— RECORDS SHOWN —
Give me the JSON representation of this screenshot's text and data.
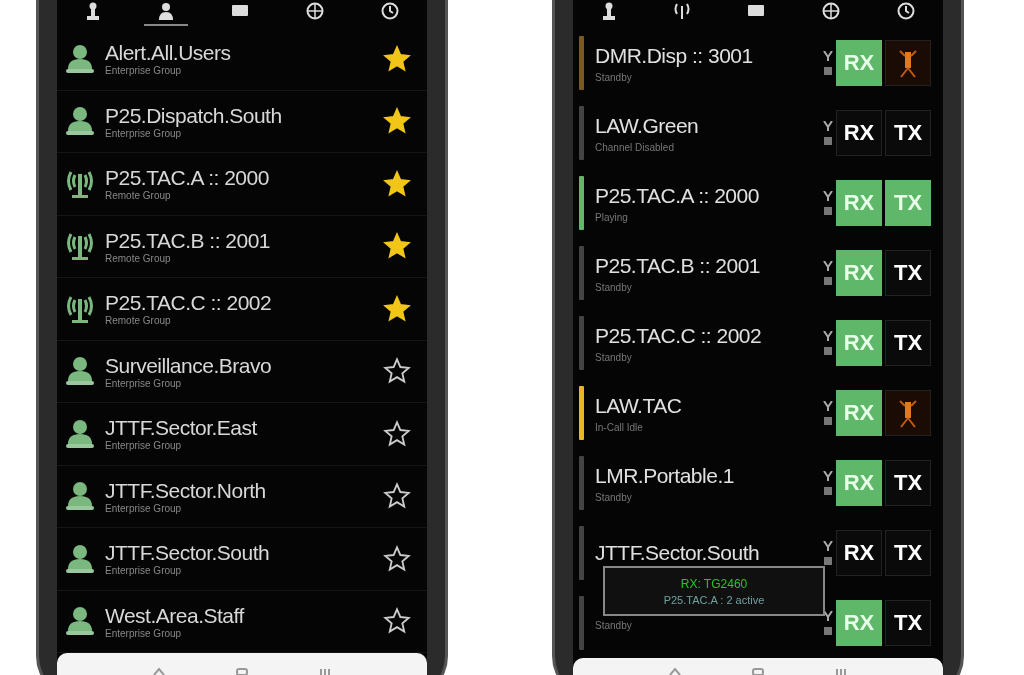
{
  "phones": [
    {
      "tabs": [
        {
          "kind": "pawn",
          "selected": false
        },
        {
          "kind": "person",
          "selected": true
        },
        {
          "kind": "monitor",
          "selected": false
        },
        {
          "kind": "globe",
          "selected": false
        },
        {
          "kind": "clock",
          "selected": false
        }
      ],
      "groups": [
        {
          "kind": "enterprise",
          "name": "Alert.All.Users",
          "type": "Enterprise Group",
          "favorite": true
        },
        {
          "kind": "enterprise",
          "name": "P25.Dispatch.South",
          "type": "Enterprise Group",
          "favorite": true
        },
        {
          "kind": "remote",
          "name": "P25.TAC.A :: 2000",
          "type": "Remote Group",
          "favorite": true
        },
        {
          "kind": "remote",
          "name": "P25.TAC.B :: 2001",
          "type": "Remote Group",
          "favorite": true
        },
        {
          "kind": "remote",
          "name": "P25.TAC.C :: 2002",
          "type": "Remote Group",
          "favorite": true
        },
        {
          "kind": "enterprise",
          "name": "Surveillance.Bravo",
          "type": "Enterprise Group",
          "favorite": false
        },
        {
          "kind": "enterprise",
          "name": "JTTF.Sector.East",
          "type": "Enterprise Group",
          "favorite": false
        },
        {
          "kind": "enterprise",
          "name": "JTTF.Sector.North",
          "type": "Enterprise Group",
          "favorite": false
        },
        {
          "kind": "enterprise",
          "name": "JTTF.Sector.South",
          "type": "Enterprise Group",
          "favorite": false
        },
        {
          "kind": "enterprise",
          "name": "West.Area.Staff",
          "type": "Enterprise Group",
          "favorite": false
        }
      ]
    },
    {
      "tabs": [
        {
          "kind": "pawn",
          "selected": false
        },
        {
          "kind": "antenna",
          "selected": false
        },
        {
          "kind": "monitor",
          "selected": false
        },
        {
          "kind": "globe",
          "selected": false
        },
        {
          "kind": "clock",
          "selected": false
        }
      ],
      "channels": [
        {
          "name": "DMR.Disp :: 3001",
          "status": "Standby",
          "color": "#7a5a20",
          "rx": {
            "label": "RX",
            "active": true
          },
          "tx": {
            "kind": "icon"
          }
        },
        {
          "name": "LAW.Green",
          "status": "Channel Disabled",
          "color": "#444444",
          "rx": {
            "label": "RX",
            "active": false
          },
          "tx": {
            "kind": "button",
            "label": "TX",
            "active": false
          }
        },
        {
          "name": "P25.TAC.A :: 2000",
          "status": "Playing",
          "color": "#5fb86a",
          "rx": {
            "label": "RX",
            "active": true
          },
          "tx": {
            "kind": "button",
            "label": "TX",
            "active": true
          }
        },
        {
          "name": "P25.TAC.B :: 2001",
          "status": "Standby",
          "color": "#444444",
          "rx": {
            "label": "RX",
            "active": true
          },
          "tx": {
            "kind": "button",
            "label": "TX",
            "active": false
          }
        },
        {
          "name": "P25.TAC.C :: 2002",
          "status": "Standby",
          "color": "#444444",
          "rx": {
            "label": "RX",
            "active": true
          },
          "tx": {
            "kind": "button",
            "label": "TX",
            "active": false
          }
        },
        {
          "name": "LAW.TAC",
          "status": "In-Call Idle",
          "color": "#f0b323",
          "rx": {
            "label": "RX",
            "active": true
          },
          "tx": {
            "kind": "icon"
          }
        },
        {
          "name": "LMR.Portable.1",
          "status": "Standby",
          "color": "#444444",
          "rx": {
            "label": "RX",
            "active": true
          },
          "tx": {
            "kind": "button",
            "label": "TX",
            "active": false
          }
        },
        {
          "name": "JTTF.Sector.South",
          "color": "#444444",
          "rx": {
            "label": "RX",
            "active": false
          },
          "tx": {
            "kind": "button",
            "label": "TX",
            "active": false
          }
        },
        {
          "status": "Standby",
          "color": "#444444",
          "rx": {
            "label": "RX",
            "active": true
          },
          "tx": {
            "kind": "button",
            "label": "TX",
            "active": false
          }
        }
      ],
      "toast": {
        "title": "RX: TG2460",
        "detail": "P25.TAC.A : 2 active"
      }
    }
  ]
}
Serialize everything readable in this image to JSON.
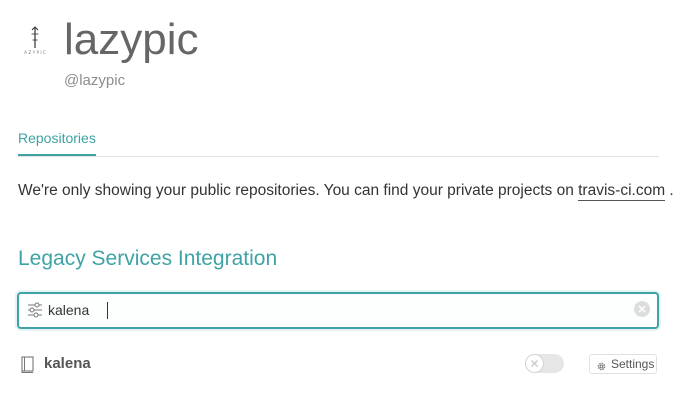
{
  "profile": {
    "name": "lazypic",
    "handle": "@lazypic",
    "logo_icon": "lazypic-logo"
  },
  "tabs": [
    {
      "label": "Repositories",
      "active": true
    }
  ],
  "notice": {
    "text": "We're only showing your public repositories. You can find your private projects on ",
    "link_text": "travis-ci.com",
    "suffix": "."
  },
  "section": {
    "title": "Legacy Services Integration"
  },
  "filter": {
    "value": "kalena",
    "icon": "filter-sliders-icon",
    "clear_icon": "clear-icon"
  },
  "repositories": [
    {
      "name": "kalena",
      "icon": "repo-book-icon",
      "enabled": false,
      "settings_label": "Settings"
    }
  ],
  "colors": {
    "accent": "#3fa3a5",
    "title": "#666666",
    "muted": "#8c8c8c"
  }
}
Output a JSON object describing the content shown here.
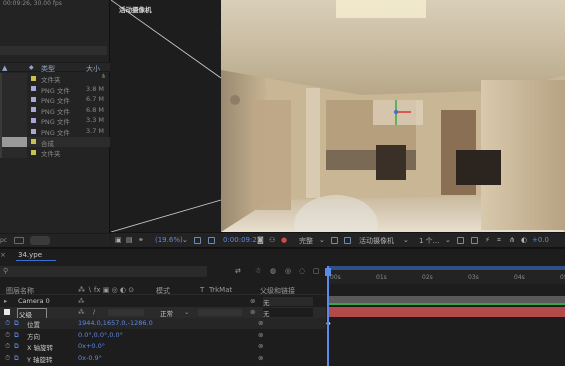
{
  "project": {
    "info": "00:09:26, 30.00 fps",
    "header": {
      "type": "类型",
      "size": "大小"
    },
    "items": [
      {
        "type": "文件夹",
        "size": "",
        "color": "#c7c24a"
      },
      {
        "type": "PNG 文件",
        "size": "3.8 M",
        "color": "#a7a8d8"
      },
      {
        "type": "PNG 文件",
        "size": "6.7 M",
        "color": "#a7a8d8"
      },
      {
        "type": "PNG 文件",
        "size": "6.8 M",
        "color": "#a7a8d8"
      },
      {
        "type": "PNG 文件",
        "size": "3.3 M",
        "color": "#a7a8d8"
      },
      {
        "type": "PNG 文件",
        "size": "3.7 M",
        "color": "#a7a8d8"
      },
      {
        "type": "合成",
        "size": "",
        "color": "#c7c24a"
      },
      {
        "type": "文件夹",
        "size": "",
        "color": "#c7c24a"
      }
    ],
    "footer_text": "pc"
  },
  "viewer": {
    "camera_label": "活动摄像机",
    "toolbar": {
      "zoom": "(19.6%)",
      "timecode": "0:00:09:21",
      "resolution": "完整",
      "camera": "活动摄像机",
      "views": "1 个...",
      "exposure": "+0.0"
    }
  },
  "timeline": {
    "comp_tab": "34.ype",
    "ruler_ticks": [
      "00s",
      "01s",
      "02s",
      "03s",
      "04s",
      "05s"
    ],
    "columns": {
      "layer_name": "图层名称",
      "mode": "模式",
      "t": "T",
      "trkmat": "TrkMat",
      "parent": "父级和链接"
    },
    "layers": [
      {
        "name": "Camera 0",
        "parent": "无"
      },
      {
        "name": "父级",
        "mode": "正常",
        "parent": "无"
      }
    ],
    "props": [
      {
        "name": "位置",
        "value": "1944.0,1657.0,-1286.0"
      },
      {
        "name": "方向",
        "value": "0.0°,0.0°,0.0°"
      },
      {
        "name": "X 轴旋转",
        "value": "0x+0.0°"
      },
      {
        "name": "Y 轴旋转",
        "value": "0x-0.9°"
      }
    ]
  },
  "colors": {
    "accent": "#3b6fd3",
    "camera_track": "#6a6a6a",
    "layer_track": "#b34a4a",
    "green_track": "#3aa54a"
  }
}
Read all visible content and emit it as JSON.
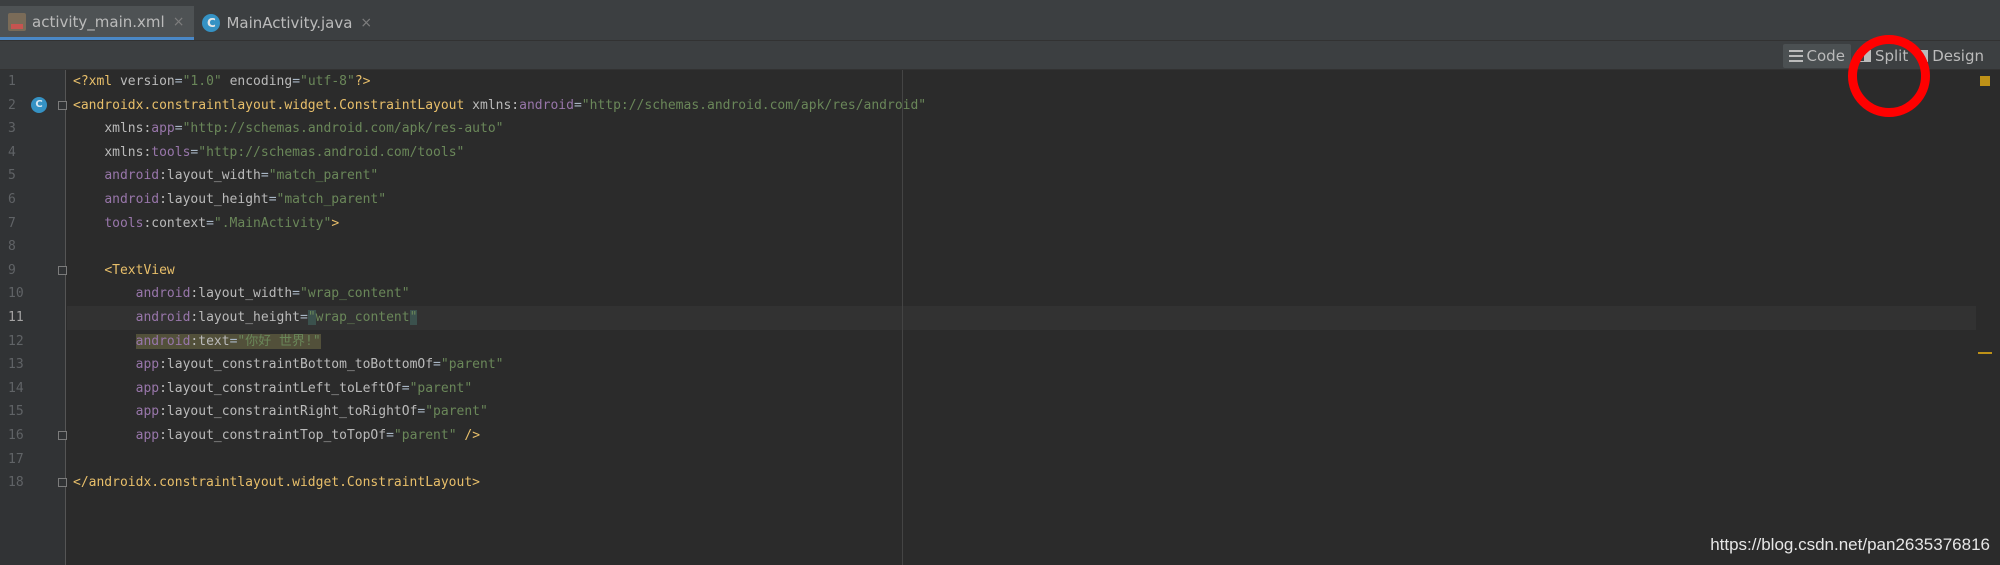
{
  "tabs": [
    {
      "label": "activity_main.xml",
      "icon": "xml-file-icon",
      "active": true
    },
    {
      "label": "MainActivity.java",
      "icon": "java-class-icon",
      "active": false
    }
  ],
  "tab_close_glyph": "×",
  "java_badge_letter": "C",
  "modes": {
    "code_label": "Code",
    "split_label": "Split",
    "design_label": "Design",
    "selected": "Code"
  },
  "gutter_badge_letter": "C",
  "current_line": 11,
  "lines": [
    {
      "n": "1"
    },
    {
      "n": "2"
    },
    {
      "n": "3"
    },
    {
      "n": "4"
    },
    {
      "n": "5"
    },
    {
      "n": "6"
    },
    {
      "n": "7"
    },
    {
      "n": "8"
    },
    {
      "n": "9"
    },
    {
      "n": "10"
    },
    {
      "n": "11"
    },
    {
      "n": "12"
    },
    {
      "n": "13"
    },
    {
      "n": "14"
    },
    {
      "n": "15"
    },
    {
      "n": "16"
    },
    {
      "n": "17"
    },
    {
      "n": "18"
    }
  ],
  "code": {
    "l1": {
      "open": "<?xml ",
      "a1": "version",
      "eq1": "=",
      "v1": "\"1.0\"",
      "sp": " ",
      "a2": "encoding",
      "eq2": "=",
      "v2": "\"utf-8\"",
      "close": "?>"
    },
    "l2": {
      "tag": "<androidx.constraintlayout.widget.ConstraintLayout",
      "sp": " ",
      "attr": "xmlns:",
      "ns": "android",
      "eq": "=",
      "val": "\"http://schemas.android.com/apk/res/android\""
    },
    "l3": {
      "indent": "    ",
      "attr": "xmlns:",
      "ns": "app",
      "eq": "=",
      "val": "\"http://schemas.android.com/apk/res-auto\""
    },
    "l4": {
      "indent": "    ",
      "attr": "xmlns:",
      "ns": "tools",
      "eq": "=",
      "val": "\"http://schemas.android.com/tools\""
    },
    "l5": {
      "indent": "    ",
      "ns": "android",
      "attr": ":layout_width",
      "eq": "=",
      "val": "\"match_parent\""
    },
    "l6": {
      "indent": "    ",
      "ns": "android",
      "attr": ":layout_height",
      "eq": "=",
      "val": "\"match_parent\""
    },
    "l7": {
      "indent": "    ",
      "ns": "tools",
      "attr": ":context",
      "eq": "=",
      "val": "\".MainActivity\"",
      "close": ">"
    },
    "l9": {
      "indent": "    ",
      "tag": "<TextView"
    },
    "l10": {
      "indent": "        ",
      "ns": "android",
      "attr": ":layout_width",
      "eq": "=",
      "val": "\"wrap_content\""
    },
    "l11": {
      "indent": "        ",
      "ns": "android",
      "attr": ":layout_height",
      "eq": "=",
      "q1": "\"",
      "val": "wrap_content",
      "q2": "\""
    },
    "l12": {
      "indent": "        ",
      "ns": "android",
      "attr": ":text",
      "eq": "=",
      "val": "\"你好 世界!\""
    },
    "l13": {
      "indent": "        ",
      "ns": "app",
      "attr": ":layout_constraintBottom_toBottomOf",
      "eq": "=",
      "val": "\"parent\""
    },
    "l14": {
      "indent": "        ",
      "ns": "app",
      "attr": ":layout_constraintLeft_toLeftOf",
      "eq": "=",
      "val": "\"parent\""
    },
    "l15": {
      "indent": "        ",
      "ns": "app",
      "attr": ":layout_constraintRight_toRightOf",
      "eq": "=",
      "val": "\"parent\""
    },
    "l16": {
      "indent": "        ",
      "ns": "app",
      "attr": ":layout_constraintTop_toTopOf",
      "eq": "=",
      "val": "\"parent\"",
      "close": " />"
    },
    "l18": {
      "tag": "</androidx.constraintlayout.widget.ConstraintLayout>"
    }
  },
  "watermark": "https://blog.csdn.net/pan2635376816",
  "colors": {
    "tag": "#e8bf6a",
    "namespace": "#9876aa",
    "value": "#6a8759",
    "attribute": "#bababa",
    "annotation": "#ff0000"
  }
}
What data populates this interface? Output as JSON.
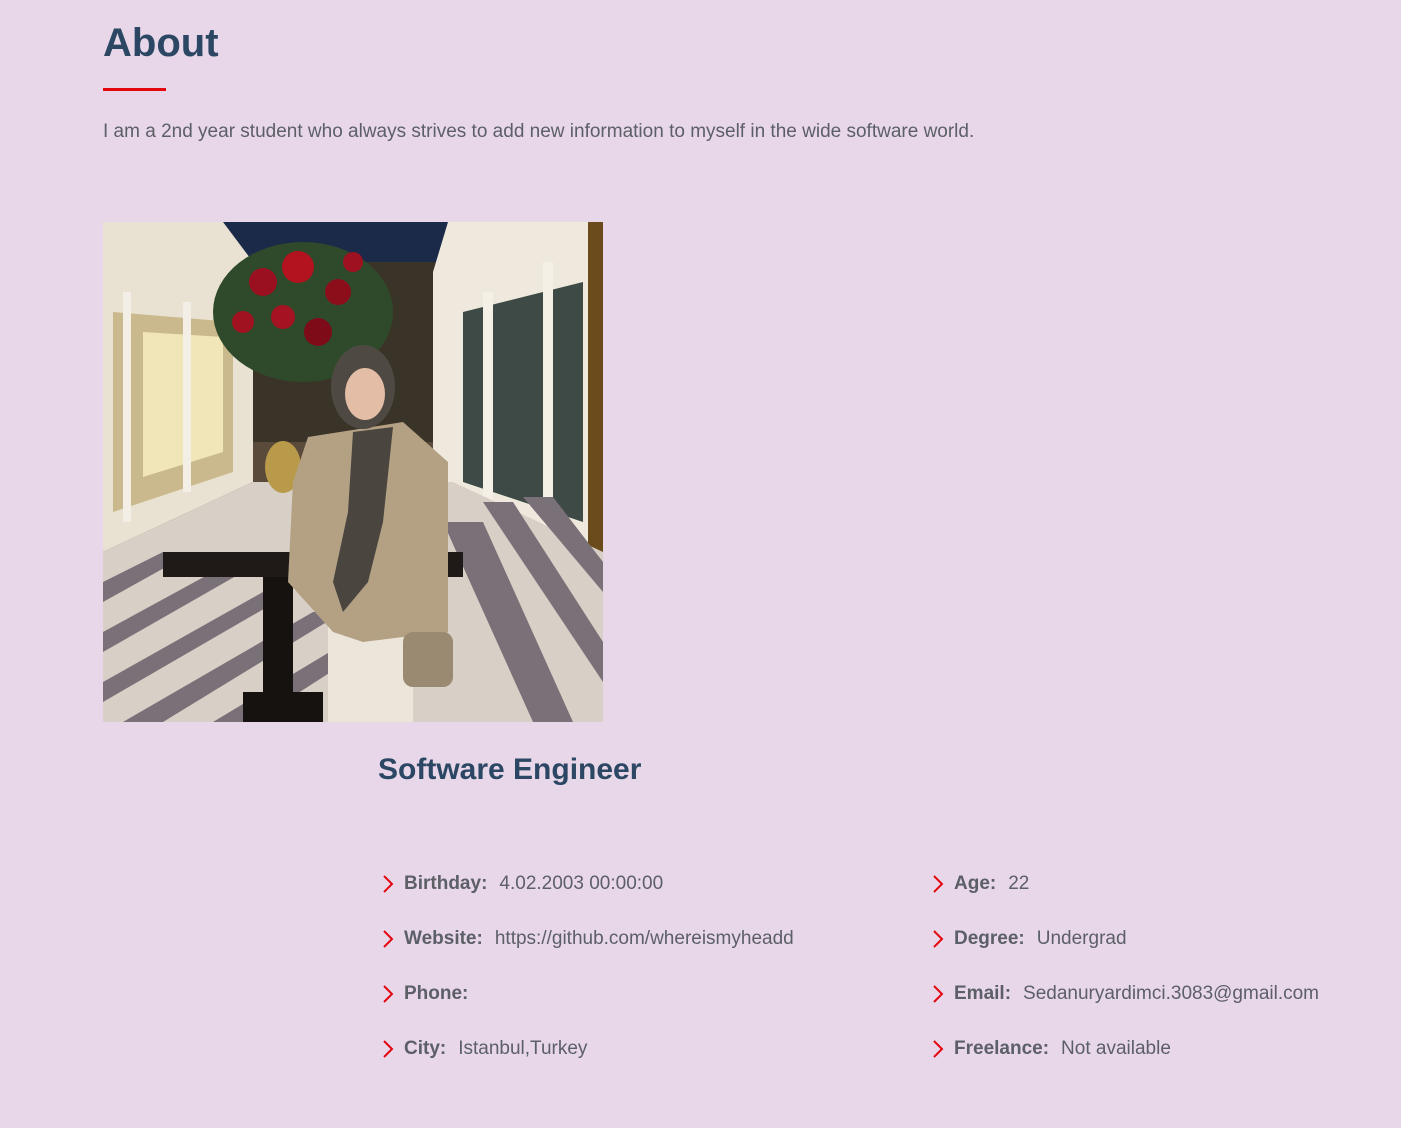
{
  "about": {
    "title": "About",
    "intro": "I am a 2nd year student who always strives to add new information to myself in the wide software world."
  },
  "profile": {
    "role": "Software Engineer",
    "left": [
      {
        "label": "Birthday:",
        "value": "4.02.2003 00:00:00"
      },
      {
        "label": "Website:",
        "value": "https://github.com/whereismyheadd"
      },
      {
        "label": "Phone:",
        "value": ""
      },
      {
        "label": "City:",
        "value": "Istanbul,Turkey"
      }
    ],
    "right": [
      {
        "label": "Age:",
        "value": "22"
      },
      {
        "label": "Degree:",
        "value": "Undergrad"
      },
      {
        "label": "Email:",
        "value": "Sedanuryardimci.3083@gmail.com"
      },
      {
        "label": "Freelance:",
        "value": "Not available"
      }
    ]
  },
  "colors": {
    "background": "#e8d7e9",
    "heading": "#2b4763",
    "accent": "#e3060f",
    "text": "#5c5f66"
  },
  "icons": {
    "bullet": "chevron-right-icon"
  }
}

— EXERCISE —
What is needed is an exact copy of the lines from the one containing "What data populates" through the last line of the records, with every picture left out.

— PROBLEM SOLUTION —
What data populates this interface? Output as JSON.
{
  "about": {
    "title": "About",
    "intro": "I am a 2nd year student who always strives to add new information to myself in the wide software world."
  },
  "profile": {
    "role": "Software Engineer",
    "left": [
      {
        "label": "Birthday:",
        "value": "4.02.2003 00:00:00"
      },
      {
        "label": "Website:",
        "value": "https://github.com/whereismyheadd"
      },
      {
        "label": "Phone:",
        "value": ""
      },
      {
        "label": "City:",
        "value": "Istanbul,Turkey"
      }
    ],
    "right": [
      {
        "label": "Age:",
        "value": "22"
      },
      {
        "label": "Degree:",
        "value": "Undergrad"
      },
      {
        "label": "Email:",
        "value": "Sedanuryardimci.3083@gmail.com"
      },
      {
        "label": "Freelance:",
        "value": "Not available"
      }
    ]
  },
  "colors": {
    "background": "#e8d7e9",
    "heading": "#2b4763",
    "accent": "#e3060f",
    "text": "#5c5f66"
  },
  "icons": {
    "bullet": "chevron-right-icon"
  }
}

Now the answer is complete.